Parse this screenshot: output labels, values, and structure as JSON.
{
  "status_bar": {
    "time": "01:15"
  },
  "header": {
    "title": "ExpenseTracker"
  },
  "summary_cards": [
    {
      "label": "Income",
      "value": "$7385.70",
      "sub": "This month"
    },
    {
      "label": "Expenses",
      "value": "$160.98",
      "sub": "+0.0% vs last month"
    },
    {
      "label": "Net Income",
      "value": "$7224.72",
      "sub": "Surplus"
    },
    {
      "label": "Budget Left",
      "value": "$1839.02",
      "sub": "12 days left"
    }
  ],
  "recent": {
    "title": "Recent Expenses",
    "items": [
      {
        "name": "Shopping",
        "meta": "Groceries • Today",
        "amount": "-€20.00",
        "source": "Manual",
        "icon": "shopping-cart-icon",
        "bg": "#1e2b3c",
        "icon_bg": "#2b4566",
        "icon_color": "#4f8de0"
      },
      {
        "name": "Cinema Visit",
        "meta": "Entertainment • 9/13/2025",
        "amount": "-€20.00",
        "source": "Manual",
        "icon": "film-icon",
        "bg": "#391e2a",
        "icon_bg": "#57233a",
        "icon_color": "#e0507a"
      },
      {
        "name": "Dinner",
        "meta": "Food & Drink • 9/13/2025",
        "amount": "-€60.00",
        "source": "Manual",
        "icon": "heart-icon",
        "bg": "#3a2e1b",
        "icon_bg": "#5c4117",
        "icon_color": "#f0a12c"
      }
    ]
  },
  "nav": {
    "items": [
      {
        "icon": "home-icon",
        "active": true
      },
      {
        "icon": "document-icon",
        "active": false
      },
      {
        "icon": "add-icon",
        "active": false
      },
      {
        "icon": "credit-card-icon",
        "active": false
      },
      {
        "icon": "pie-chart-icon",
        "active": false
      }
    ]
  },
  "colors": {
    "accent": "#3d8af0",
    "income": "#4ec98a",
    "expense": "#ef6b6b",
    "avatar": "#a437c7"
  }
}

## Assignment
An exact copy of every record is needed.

## Output for this exercise
Parse this screenshot: output labels, values, and structure as JSON.
{
  "status_bar": {
    "time": "01:15"
  },
  "header": {
    "title": "ExpenseTracker"
  },
  "summary_cards": [
    {
      "label": "Income",
      "value": "$7385.70",
      "sub": "This month"
    },
    {
      "label": "Expenses",
      "value": "$160.98",
      "sub": "+0.0% vs last month"
    },
    {
      "label": "Net Income",
      "value": "$7224.72",
      "sub": "Surplus"
    },
    {
      "label": "Budget Left",
      "value": "$1839.02",
      "sub": "12 days left"
    }
  ],
  "recent": {
    "title": "Recent Expenses",
    "items": [
      {
        "name": "Shopping",
        "meta": "Groceries • Today",
        "amount": "-€20.00",
        "source": "Manual",
        "icon": "shopping-cart-icon",
        "bg": "#1e2b3c",
        "icon_bg": "#2b4566",
        "icon_color": "#4f8de0"
      },
      {
        "name": "Cinema Visit",
        "meta": "Entertainment • 9/13/2025",
        "amount": "-€20.00",
        "source": "Manual",
        "icon": "film-icon",
        "bg": "#391e2a",
        "icon_bg": "#57233a",
        "icon_color": "#e0507a"
      },
      {
        "name": "Dinner",
        "meta": "Food & Drink • 9/13/2025",
        "amount": "-€60.00",
        "source": "Manual",
        "icon": "heart-icon",
        "bg": "#3a2e1b",
        "icon_bg": "#5c4117",
        "icon_color": "#f0a12c"
      }
    ]
  },
  "nav": {
    "items": [
      {
        "icon": "home-icon",
        "active": true
      },
      {
        "icon": "document-icon",
        "active": false
      },
      {
        "icon": "add-icon",
        "active": false
      },
      {
        "icon": "credit-card-icon",
        "active": false
      },
      {
        "icon": "pie-chart-icon",
        "active": false
      }
    ]
  },
  "colors": {
    "accent": "#3d8af0",
    "income": "#4ec98a",
    "expense": "#ef6b6b",
    "avatar": "#a437c7"
  }
}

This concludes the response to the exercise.